If we compare the lives of Hume and Johnson, we find Hume spending his years in a manner well enough suited for the cultivation of his metaphysical powers, but too secluded, and too much at ease, to make him practically acquainted with human passions. In all his writings, Hume appears as a philosophical spectator, capable of estimating the wisdom or folly of men's conduct in relation to external circumstances, and of prognosticating, its result; but not very capable of entering sympathetically into their feelings, or of strongly conceiving the impulses by which they are guided.
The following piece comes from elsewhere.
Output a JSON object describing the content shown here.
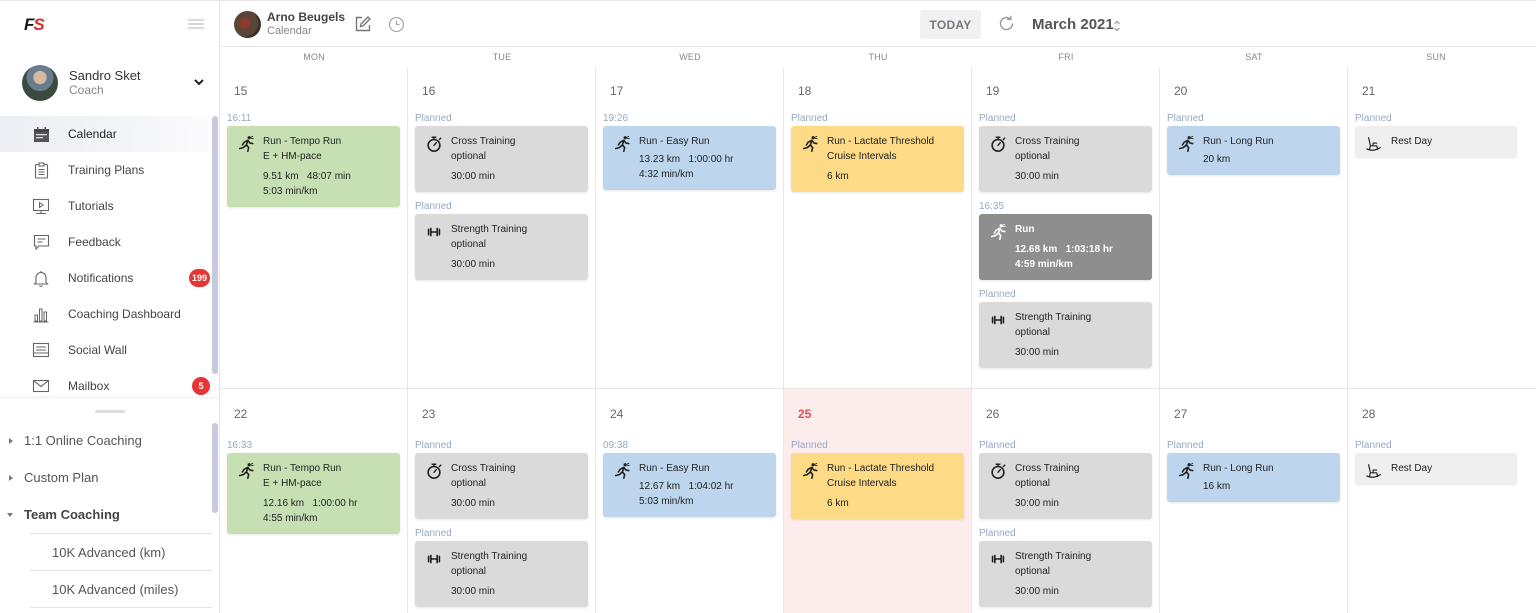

Johnson had better opportunities of observation, of which we see the products in his writings; and he might have observed still better, had his attention not been so often engrossed by the fermentation of absurd prejudices in his own mind. He was generally more anxious to know whether a man was a whiz in politics, or a high-churchman, or a dissenter, than to understand the mechanism which had been implanted in the individual by nature.

Johnson, during his lifetime, enjoyed more fame than Home, and more personal authority in the world of letters. His growling was heard all over Parnassus. The influence he had on English literature consisted, not in disseminating any new system of opinions, but in teaching his countrymen how to reason luminously and concisely, and in making the taste for reflection more popular than it was before.

Johnson had certainly more of what is commonly called genius than Hume. Possessing a stronger imagination and warmer feelings, it would have been less difficult for him than for the skeptic to have mounted into the regions of poetry; as may be seen in his tale of Anningait and Ajut, and some other pieces. Hume is said to have composed verses in his youth, which would probably be written in imitation of the coldest and most artificial models. Although Johnson had imagination, there was no native grace or elegance in his mind, to guide him in forming poetical combinations; and perhaps there is not in any English book a more clumsy and ungainly conception than that of the Happy Valley in Rasselas. Any thing that Hume had, beyond pure intellect, seems to have been a turn for pleasantry, which his strict taste prevented him from ever obtruding gratuitously upon the reader.

During the time when these men flourished, it may be safely averred, that the influence of intellect was completely predominant over that of genius in this country. No great poet arose, who produced moral impressions fit to be weighed against the speculative calculations to which the times were giving birth.